REQUIREMENT:
Find every line below where the string "测试店铺" shows up, and copy those lines.

======== SUPPLIED RECORDS ========

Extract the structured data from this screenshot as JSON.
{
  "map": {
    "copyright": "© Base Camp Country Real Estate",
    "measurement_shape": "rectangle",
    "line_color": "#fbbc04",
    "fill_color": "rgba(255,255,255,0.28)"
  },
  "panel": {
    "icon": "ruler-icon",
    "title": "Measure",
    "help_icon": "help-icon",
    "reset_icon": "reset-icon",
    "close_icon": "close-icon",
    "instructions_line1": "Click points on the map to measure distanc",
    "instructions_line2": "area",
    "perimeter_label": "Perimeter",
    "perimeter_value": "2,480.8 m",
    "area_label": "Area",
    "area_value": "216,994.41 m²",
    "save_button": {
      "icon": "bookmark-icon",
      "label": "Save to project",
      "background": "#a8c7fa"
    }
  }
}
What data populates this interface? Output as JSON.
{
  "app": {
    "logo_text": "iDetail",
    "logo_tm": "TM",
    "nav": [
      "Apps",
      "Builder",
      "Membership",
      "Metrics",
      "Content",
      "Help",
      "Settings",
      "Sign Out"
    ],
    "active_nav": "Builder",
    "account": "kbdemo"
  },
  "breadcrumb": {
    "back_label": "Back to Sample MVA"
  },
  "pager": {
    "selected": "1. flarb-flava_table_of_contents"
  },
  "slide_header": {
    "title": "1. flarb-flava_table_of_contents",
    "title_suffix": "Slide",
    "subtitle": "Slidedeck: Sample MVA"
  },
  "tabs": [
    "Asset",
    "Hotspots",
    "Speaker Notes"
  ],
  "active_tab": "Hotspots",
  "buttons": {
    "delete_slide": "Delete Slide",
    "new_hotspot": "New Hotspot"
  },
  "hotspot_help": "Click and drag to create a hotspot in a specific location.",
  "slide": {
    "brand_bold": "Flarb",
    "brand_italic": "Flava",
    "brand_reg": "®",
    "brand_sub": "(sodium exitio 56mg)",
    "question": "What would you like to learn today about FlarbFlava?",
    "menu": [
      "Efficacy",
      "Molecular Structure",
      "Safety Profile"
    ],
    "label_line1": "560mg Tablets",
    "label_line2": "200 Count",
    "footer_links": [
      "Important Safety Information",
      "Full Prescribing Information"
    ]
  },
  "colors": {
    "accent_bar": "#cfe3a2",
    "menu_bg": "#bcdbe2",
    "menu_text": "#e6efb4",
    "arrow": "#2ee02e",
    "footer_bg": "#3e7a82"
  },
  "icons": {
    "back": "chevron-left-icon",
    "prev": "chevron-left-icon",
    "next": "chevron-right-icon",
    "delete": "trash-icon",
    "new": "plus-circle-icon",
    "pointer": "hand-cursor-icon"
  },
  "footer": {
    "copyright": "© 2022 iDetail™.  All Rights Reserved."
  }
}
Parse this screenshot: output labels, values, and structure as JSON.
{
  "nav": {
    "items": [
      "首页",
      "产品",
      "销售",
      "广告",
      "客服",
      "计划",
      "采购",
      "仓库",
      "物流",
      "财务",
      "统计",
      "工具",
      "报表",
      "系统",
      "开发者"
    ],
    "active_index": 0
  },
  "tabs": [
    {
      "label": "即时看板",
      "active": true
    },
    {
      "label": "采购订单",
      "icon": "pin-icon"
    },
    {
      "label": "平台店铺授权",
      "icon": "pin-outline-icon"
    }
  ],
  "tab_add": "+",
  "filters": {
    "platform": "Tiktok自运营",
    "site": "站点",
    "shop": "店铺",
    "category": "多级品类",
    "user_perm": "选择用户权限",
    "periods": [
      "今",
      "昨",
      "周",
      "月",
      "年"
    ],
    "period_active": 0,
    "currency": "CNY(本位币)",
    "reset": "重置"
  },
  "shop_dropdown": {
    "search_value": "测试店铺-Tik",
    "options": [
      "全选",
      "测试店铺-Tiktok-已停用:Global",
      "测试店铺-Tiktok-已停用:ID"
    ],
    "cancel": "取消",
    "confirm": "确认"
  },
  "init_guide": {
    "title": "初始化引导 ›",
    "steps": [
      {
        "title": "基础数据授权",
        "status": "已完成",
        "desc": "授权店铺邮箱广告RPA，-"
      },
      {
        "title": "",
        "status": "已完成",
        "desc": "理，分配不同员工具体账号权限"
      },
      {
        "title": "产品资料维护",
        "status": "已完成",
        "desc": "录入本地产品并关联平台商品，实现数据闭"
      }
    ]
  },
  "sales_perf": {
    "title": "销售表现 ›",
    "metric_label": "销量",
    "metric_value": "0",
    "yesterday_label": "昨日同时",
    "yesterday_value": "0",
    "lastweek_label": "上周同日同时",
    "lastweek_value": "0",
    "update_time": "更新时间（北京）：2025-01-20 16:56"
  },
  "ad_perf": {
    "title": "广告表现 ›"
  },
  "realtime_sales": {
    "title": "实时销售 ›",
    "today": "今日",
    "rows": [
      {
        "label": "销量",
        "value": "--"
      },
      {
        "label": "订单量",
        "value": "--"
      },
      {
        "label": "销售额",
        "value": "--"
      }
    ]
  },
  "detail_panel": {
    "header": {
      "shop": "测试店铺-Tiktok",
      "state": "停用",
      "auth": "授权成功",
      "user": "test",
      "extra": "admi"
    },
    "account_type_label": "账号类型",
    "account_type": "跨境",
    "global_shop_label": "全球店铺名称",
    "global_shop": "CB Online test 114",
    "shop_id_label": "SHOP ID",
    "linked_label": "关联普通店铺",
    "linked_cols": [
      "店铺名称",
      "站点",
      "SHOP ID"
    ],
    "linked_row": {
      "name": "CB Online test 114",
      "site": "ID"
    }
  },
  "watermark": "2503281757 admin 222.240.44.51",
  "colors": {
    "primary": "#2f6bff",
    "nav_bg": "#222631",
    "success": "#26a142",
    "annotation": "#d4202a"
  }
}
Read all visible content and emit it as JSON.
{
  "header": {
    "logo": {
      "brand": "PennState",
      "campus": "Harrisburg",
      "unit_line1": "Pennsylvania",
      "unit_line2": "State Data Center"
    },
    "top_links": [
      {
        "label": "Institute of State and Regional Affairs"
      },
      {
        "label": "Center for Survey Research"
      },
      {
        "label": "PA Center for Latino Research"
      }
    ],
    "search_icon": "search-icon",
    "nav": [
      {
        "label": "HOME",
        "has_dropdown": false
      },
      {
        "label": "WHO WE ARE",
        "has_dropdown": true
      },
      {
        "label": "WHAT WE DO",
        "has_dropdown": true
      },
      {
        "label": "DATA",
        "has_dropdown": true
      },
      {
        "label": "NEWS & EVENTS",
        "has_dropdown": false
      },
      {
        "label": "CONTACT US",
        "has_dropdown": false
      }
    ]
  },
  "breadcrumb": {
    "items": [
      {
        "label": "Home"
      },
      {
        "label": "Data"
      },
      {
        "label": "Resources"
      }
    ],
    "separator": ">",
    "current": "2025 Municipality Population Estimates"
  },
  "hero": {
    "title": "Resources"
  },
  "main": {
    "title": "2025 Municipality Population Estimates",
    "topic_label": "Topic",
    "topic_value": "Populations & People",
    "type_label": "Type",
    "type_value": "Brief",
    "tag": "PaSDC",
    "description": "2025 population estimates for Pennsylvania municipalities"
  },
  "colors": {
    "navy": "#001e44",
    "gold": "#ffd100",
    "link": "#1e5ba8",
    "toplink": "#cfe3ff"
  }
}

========

ANSWER FOR THIS EXERCISE:
    "search_value": "测试店铺-Tik",
      "测试店铺-Tiktok-已停用:Global",
      "测试店铺-Tiktok-已停用:ID"
      "shop": "测试店铺-Tiktok",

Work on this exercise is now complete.